* [ASSIGNMENT]:
Give the number of lines below that contain the string "heart", and no other text.

* [EXERCISE DATA]:
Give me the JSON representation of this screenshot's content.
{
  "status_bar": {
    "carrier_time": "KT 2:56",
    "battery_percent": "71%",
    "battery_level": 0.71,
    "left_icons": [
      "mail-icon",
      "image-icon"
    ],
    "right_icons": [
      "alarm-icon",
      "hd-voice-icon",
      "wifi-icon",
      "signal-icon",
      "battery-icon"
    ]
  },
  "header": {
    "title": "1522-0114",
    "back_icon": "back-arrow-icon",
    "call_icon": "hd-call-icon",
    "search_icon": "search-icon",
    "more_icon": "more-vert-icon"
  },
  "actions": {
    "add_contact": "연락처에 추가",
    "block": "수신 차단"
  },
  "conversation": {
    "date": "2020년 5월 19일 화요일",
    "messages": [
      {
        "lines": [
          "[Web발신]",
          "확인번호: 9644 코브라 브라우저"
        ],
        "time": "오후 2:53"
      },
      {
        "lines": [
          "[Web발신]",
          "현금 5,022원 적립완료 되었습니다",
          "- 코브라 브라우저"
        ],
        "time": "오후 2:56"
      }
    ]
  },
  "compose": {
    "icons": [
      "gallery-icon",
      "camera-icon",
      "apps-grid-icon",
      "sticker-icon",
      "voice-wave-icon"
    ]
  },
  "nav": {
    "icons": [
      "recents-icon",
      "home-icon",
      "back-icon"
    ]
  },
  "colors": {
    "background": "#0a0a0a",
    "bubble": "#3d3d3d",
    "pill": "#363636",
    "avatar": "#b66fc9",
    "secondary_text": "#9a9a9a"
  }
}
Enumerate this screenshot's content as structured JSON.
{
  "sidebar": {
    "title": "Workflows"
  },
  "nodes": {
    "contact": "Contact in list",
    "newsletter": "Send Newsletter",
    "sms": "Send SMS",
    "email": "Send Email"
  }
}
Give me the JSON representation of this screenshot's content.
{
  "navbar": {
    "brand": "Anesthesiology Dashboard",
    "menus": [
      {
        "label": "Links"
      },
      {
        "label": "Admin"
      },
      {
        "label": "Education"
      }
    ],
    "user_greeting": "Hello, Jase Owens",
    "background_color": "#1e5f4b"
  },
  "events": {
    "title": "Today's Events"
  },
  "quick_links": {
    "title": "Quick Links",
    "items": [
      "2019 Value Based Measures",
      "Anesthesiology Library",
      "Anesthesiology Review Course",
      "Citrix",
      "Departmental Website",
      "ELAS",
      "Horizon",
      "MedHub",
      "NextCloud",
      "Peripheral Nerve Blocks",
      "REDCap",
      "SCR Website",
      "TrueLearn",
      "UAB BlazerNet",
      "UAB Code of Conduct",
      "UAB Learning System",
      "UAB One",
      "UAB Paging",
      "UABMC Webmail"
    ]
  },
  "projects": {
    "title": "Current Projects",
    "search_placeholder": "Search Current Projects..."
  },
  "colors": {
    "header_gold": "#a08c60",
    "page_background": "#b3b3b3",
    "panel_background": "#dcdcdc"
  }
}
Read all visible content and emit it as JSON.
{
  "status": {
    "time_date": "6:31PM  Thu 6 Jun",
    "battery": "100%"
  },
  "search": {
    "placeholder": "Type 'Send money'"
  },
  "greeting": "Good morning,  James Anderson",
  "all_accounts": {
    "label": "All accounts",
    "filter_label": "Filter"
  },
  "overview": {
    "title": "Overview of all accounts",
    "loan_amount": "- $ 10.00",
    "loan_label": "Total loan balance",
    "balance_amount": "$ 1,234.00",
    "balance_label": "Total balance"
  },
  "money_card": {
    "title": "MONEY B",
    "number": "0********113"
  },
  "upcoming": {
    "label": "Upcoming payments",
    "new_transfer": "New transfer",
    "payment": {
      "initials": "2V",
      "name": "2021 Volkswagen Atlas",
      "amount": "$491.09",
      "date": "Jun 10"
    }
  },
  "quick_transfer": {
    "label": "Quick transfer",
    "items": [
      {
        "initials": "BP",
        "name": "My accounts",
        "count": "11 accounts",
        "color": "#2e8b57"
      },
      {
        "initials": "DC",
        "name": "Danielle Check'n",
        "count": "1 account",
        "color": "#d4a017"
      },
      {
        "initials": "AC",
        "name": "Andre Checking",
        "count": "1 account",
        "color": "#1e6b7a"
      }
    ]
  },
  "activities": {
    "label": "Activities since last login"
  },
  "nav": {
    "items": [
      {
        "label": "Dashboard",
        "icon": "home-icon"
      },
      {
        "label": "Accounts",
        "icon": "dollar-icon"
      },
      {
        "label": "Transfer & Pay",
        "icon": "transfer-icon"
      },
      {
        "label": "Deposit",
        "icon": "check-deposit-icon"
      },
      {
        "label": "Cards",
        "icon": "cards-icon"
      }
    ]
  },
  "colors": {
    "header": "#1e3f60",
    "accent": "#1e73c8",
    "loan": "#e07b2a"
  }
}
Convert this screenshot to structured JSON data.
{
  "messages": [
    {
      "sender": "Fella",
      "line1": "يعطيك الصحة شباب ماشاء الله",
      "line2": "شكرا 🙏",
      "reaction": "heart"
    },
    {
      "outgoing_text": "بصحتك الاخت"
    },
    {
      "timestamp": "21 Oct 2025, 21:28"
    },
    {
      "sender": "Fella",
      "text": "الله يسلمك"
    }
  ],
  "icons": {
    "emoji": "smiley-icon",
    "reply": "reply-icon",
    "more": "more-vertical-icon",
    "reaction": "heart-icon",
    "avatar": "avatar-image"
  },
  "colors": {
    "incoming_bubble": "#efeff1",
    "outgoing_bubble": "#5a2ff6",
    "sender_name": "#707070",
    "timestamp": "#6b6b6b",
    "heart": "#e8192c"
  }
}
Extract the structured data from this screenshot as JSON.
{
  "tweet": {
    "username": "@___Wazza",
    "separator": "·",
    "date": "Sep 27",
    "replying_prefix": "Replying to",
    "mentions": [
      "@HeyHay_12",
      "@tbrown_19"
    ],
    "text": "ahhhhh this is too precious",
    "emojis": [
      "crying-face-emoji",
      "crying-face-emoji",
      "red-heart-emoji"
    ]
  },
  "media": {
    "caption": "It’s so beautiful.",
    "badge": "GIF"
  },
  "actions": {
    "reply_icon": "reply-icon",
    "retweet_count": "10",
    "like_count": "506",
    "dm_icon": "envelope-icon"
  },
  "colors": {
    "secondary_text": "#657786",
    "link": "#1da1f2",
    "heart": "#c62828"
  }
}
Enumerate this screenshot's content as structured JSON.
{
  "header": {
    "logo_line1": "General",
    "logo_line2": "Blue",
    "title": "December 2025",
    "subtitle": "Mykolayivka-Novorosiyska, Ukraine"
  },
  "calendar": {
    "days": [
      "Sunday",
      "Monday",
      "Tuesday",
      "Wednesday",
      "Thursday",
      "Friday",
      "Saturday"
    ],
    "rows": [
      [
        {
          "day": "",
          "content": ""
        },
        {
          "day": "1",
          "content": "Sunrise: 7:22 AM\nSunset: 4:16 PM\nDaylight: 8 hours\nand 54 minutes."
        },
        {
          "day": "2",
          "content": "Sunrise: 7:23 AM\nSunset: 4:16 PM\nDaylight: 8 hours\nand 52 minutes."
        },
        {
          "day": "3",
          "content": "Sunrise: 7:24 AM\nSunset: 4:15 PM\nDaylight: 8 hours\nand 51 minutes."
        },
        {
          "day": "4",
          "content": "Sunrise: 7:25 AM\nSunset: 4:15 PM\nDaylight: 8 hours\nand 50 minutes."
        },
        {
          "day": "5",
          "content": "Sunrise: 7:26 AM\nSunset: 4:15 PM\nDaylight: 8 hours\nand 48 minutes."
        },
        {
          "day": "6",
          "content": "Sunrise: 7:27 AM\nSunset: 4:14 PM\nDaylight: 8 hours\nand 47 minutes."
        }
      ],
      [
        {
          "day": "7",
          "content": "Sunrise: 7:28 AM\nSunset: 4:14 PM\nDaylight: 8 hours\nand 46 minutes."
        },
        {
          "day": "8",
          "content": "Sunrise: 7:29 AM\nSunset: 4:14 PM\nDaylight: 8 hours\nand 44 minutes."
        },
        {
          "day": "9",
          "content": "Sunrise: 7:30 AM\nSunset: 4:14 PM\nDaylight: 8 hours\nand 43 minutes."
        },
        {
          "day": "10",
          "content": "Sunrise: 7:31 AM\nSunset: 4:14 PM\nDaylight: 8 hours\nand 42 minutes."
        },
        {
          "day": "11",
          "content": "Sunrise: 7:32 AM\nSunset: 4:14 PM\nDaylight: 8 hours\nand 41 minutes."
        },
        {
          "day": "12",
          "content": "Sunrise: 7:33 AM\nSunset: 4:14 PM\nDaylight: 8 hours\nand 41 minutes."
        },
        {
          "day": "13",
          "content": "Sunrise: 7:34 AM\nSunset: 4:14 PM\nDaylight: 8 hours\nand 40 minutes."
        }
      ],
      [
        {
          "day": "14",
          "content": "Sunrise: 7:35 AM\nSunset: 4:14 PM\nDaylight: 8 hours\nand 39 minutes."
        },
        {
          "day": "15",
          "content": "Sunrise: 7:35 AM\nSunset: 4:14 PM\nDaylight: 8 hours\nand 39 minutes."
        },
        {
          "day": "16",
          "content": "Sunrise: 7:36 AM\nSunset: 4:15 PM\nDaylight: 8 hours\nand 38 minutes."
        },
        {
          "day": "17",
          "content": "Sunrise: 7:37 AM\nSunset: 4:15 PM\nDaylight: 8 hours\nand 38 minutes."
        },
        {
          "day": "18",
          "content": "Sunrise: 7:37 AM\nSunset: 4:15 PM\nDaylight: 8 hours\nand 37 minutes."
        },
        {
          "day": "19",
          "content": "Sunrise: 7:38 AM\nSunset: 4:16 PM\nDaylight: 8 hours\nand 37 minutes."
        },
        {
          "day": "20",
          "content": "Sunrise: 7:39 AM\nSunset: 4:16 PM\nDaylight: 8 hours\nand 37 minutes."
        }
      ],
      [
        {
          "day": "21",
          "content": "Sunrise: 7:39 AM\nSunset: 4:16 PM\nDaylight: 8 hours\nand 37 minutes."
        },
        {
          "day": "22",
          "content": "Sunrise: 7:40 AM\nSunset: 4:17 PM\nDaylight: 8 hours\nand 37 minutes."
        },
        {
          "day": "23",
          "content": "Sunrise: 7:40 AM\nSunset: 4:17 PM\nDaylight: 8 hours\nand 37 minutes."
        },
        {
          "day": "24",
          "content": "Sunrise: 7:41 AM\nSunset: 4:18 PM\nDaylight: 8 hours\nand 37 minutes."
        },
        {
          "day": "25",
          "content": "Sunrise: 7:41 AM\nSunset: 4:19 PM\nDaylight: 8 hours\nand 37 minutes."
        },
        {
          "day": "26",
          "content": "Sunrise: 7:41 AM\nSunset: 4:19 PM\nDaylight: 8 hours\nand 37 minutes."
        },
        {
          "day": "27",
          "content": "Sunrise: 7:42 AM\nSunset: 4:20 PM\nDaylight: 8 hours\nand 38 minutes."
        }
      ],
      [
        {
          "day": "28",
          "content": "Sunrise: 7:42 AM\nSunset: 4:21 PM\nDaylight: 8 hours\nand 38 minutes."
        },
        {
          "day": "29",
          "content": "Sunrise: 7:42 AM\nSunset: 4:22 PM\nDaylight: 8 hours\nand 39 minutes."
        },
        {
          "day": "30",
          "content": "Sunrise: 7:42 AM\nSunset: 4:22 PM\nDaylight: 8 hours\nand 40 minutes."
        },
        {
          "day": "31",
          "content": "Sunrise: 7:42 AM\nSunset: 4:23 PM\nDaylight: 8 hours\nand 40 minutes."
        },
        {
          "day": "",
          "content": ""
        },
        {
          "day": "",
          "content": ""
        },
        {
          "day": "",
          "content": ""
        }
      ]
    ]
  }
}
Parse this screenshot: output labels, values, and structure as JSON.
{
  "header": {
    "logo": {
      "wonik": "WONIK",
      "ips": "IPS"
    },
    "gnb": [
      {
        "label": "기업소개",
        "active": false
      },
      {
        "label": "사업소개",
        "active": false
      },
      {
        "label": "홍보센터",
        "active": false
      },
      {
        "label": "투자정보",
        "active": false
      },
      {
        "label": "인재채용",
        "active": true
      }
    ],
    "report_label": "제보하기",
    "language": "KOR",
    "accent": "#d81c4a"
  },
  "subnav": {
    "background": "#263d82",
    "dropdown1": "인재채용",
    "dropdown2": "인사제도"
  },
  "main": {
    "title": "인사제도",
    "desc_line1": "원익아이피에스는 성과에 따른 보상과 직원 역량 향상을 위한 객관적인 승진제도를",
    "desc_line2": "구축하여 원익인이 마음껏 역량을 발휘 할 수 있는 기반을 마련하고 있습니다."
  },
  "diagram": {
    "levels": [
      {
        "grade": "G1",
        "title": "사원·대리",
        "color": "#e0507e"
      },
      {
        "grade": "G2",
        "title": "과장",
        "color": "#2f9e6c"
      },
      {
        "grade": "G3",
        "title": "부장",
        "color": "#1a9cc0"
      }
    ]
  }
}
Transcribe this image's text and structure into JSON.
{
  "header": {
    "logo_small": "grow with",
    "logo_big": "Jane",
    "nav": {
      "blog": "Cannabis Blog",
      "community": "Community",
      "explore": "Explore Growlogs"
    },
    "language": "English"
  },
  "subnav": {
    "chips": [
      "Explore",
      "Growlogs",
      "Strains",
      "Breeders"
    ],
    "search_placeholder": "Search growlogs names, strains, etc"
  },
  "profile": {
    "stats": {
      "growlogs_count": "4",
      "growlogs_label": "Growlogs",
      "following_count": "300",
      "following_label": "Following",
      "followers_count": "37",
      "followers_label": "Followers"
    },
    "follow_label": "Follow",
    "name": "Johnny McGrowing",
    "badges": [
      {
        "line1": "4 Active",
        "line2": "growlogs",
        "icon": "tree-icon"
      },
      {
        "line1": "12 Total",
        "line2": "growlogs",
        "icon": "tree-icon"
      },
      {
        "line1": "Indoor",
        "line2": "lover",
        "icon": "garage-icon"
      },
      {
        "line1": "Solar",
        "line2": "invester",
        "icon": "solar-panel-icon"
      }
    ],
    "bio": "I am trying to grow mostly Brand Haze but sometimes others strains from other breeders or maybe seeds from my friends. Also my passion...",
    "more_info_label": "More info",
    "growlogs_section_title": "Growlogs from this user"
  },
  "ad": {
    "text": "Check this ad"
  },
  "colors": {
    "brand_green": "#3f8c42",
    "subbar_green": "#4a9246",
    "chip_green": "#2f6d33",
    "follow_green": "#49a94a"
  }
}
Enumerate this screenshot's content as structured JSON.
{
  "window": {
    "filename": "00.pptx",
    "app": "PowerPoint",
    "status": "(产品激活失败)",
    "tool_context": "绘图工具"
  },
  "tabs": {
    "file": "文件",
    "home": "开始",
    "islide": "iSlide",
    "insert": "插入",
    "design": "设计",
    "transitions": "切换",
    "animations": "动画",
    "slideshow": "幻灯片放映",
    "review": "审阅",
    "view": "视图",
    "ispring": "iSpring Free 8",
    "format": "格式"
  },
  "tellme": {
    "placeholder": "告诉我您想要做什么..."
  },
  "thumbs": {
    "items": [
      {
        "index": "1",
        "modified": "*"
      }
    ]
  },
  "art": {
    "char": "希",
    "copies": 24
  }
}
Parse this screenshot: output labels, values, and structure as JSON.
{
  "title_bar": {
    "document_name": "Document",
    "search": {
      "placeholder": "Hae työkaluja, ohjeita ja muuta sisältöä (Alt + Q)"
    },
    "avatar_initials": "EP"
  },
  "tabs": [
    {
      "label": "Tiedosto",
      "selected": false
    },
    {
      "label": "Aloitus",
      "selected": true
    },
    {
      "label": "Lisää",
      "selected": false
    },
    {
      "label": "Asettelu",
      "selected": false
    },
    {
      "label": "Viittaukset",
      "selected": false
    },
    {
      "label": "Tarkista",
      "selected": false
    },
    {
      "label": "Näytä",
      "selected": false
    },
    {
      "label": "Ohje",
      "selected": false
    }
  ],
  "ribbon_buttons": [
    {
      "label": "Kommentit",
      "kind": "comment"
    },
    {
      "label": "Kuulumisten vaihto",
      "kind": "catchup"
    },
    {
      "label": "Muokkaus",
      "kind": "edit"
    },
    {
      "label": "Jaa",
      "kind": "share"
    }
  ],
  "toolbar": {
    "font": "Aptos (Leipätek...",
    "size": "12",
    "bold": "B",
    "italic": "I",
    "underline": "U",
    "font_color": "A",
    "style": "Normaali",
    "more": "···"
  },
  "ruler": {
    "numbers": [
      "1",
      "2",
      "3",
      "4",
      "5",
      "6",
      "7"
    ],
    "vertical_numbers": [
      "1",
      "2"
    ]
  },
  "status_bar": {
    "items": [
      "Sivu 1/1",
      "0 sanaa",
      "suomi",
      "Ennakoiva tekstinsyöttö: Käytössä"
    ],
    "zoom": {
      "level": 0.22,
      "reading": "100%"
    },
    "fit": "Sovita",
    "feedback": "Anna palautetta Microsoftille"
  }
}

* [WRITTEN SOLUTION]:
5